And when folks marry, that person really becomes part of you. Jesus says in the gospel that in marriage two become one flesh. When Jake died, Mary thought she too was as good as dead. Alone after 40 years of marriage, Mary throught the grief would break her. The most desolate days were the lonely ones after the funeral when the phone stopped ringing and the cards slowed to a trickle. But Mary didn’t die. Somehow, into the cold empty space where death took Jake, the fire of God’s Holy Spirit warmed her heart. And courage she didn’t know she had welled up within Mary.  That’s the power, the miracle of the Holy Spirit.

#4     Do you see what I mean about miracle? Do you see how majestic and awe inspiring and so unlikely the miracle of the Holy Spirit is in a world so marred and scarred by the ways of life?
Yet the miracle happens every day. People are being saved. Youth are devoting themselves to Christ. Women are being baptized. Bibles are being read.
And this morning, of course, is another type of miracle. Bread and cup. We don’t usually think of communion as a miracle but it is nonetheless.  Simple elements—bread and wine that you can buy at the store; equals the presence of God; the Holy Spirit.
When we take the cover off the communion elements, we’re opening up that same hope, that same promise that the Holy Spirit will descend upon our hearts.  Miracle of reaching heaven—not by plying brick upon brick in the tower of Babel, bur reaching heaving through the rushing of the wind and the tongues of fire.
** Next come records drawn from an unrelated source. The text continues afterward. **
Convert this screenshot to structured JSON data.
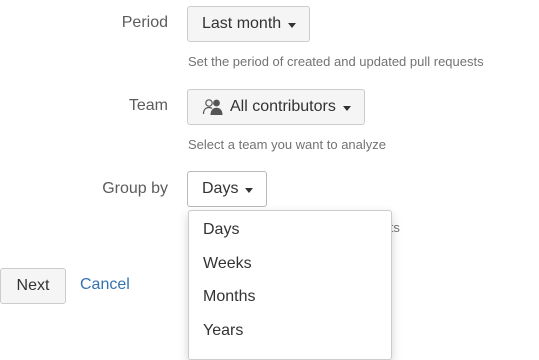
{
  "form": {
    "period": {
      "label": "Period",
      "value": "Last month",
      "help": "Set the period of created and updated pull requests"
    },
    "team": {
      "label": "Team",
      "icon": "users-icon",
      "value": "All contributors",
      "help": "Select a team you want to analyze"
    },
    "group_by": {
      "label": "Group by",
      "value": "Days",
      "help_visible_fragment": "ests",
      "options": [
        "Days",
        "Weeks",
        "Months",
        "Years"
      ]
    }
  },
  "actions": {
    "next_label": "Next",
    "cancel_label": "Cancel"
  },
  "colors": {
    "link": "#3572b0",
    "label": "#5c5c5c",
    "help": "#737373",
    "button_bg": "#f5f5f5",
    "border": "#cccccc"
  }
}
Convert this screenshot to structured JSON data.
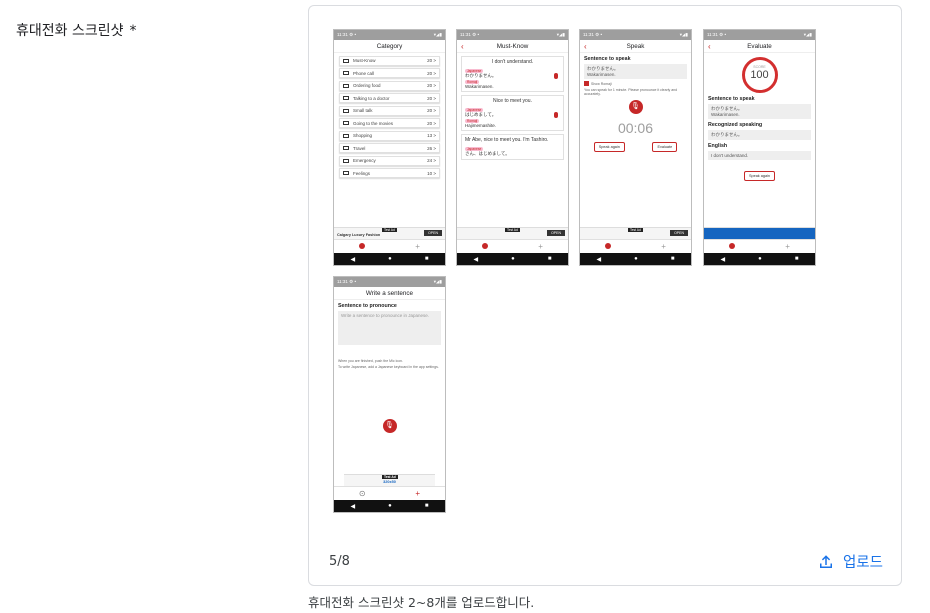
{
  "field": {
    "label": "휴대전화 스크린샷",
    "required_mark": "*"
  },
  "uploader": {
    "count": "5/8",
    "upload_label": "업로드",
    "helper": "휴대전화 스크린샷 2~8개를 업로드합니다."
  },
  "colors": {
    "accent": "#1a73e8",
    "brand": "#c62828"
  },
  "thumbs": {
    "category": {
      "title": "Category",
      "items": [
        {
          "label": "Must-Know",
          "count": "20 >"
        },
        {
          "label": "Phone call",
          "count": "20 >"
        },
        {
          "label": "Ordering food",
          "count": "20 >"
        },
        {
          "label": "Talking to a doctor",
          "count": "20 >"
        },
        {
          "label": "Small talk",
          "count": "20 >"
        },
        {
          "label": "Going to the movies",
          "count": "20 >"
        },
        {
          "label": "Shopping",
          "count": "13 >"
        },
        {
          "label": "Travel",
          "count": "26 >"
        },
        {
          "label": "Emergency",
          "count": "24 >"
        },
        {
          "label": "Feelings",
          "count": "10 >"
        }
      ],
      "ad_text": "Calgary Luxury Fashion",
      "ad_button": "OPEN"
    },
    "mustknow": {
      "title": "Must-Know",
      "cards": [
        {
          "en": "I don't understand.",
          "jp": "わかりません。",
          "romaji": "Wakarimasen."
        },
        {
          "en": "Nice to meet you.",
          "jp": "はじめまして。",
          "romaji": "Hajimemashite."
        },
        {
          "en": "Mr Abe, nice to meet you. I'm Tashiro.",
          "jp": "さん、はじめまして。",
          "romaji": ""
        }
      ],
      "pill_jp": "Japanese",
      "pill_romaji": "Romaji",
      "ad_button": "OPEN"
    },
    "speak": {
      "title": "Speak",
      "section": "Sentence to speak",
      "jp": "わかりません。",
      "romaji": "Wakarimasen.",
      "checkbox": "Show Romaji",
      "hint": "You can speak for 1 minute. Please pronounce it clearly and accurately.",
      "timer": "00:06",
      "btn_again": "Speak again",
      "btn_eval": "Evaluate",
      "ad_button": "OPEN"
    },
    "evaluate": {
      "title": "Evaluate",
      "score_label": "SCORE",
      "score": "100",
      "s1": "Sentence to speak",
      "s1_jp": "わかりません。",
      "s1_romaji": "Wakarimasen.",
      "s2": "Recognized speaking",
      "s2_val": "わかりません。",
      "s3": "English",
      "s3_val": "I don't understand.",
      "btn": "Speak again"
    },
    "write": {
      "title": "Write a sentence",
      "section": "Sentence to pronounce",
      "placeholder": "Write a sentence to pronounce in Japanese.",
      "hint1": "When you are finished, push the Mic icon.",
      "hint2": "To write Japanese, add a Japanese keyboard in the app settings.",
      "ad_text": "320x50"
    }
  }
}
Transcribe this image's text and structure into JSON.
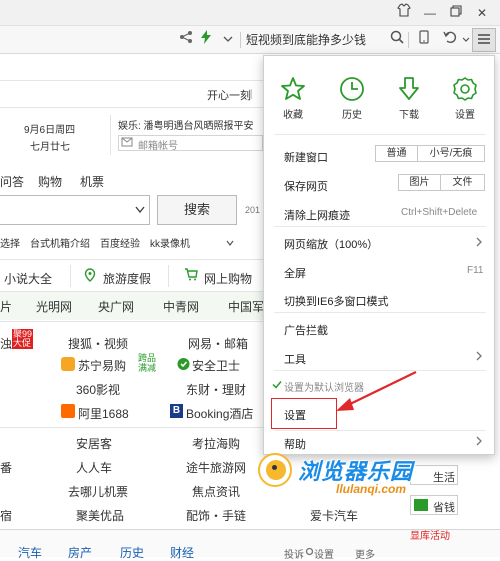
{
  "toolbar": {
    "search_text": "短视频到底能挣多少钱"
  },
  "page": {
    "top_link": "开心一刻",
    "date": "9月6日周四",
    "lunar": "七月廿七",
    "news_headline": "娱乐: 潘粤明遇台风晒照报平安",
    "email_placeholder": "邮箱帐号",
    "nav_tabs": [
      "问答",
      "购物",
      "机票"
    ],
    "search_button": "搜索",
    "year_hint": "201",
    "quick_links": [
      "选择",
      "台式机箱介绍",
      "百度经验",
      "kk录像机"
    ],
    "shortcuts": [
      "小说大全",
      "旅游度假",
      "网上购物"
    ],
    "sites_row": [
      "片",
      "光明网",
      "央广网",
      "中青网",
      "中国军网"
    ],
    "sites": [
      "浊",
      "搜狐・视频",
      "网易・邮箱",
      "苏宁易购",
      "安全卫士",
      "360影视",
      "东财・理财",
      "阿里1688",
      "Booking酒店",
      "安居客",
      "考拉海购",
      "番",
      "人人车",
      "途牛旅游网",
      "去哪儿机票",
      "焦点资讯",
      "宿",
      "聚美优品",
      "配饰・手链",
      "爱卡汽车"
    ],
    "promo1": "聚99\n大促",
    "promo2": "跨品\n满减",
    "bottom_tabs": [
      "汽车",
      "房产",
      "历史",
      "财经"
    ],
    "footer_links": [
      "投诉",
      "设置",
      "更多"
    ],
    "side_btn1": "生活",
    "side_btn2": "省钱",
    "side_btn3": "显库活动"
  },
  "menu": {
    "icons": [
      {
        "label": "收藏",
        "icon": "star-icon"
      },
      {
        "label": "历史",
        "icon": "clock-icon"
      },
      {
        "label": "下载",
        "icon": "download-icon"
      },
      {
        "label": "设置",
        "icon": "gear-icon"
      }
    ],
    "new_window": "新建窗口",
    "new_window_normal": "普通",
    "new_window_private": "小号/无痕",
    "save_page": "保存网页",
    "save_image": "图片",
    "save_file": "文件",
    "clear_history": "清除上网痕迹",
    "clear_shortcut": "Ctrl+Shift+Delete",
    "zoom": "网页缩放（100%）",
    "fullscreen": "全屏",
    "fullscreen_key": "F11",
    "ie6_mode": "切换到IE6多窗口模式",
    "ad_block": "广告拦截",
    "tools": "工具",
    "default_browser": "设置为默认浏览器",
    "settings": "设置",
    "help": "帮助"
  },
  "watermark": {
    "line1": "浏览器乐园",
    "line2": "llulanqi.com"
  },
  "colors": {
    "accent_green": "#2a9a2a",
    "annotation_red": "#e0282a",
    "watermark_blue": "#1a8be6"
  }
}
So, I want you to think of this gathering today, not as routine, not as the ordinary bur rather as a miracle. Communion is not so much eating and drinking but it is all about us being brought to the throne of God from the four corners of the earth. From Judea and Mesopotamia, from Pittsburgh or Murrysville, from Canton or Philadelphia.
Yes this is a miracle.  May we experience this miracle together. This day and always.  Amen.

Advertisements